References

[1] Oxfam. No relief: Denial of bathroom breaks in the poultry industry. May 9, 2016. https://www.oxfamamerica.org/explore/research-publications/no-relief/. Accessed September 27, 2016.

[2] U.S. Department of Agriculture. Poultry & Eggs. http://www.ers.usda.gov/topics/animal-products/poultry-eggs.aspx. Accessed September 27, 2016.

[3] Thornton G. Top 10 US chicken producers grow in new directions. March 7, 2016. WATTAgNet. http://www.wattagnet.com/articles/25893-top—us-chicken-producers-grow-in-new-directions. Accessed September 28, 2016.

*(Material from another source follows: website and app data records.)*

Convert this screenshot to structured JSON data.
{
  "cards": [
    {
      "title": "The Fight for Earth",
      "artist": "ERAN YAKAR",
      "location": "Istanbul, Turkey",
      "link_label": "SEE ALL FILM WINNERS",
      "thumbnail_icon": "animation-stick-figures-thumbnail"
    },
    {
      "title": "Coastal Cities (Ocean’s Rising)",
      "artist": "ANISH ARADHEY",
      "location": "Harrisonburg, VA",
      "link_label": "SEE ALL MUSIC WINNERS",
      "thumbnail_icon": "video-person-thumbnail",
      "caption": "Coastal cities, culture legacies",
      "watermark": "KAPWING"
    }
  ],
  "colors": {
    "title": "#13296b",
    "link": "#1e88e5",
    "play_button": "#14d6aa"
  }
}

[4] Oxfam. Lives on the line: The human cost of cheap chicken. October 2015. https://www.oxfamamerica.org/static/media/files/Lives_on_the_Line_Full_Report_Final.pdf. Accessed September 28, 2016.

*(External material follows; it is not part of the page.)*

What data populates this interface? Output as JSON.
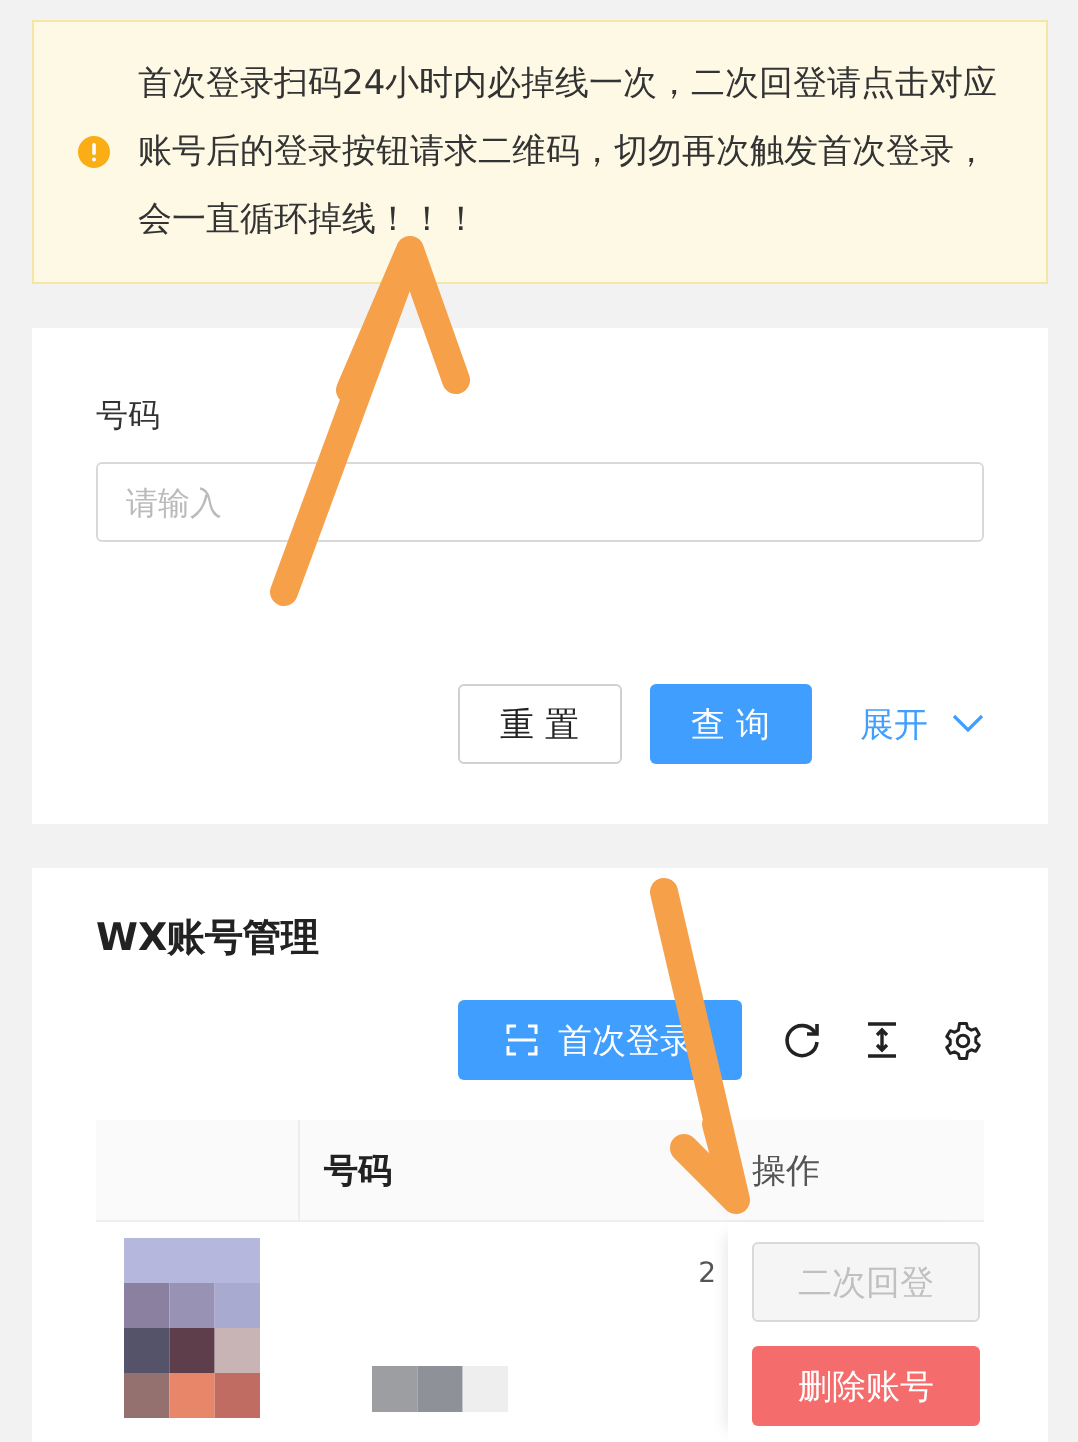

[5] Ibid.

[6] Ibid.

[7] Public Citizen. Relaxing regulations at poultry plants a threat to worker, consumer safety. Health Letter. November 2013. https://www.citizen.org/our-work/health-and-safety/relaxing-regulations-poultry-plants-threat-worker-consumer. Accessed September 28, 2016.

[8] Public Citizen. The jungle: Meatpacking workers, 100 years later. Health Letter. March 2012. https://www.citizen.org/sites/default/files/hl_201203.pdf. Accessed September 28, 2016.

[9] Southern Poverty Law Center. Unsafe at These Speeds. February 28, 2013. https://www.splcenter.org/20130228/unsafe-these-speeds. Accessed October 19, 2016.

[10] Thornton G. Top 10 US chicken producers grow in new directions. March 7, 2016. WATTAgNet. http://www.wattagnet.com/articles/25893-top—us-chicken-producers-grow-in-new-directions. Accessed September 28, 2016.

[11] 29 C.F.R. 1910.141(c). Occupational Safety and Health Standards. General Environmental Controls: Sanitation. https://www.osha.gov/pls/oshaweb/owadisp.show_document?p_table=STANDARDS&p_id=9790. Accessed September 28, 2016.

[12] Occupational Safety and Health Administration. Safety and Health Topics: Restrooms and Sanitation Requirements. https://www.osha.gov/SLTC/restrooms_sanitation/. Accessed October 12, 2016.

[13] Occupational Safety and Health Administration. Citation and Notification of Penalty. Issued to Allen Harim Foods LLC. June 15, 2015. https://www.osha.gov/ooc/citations/AllenHarimFoodsLLC_1014956_06152015.pdf. Accessed October 19, 2016.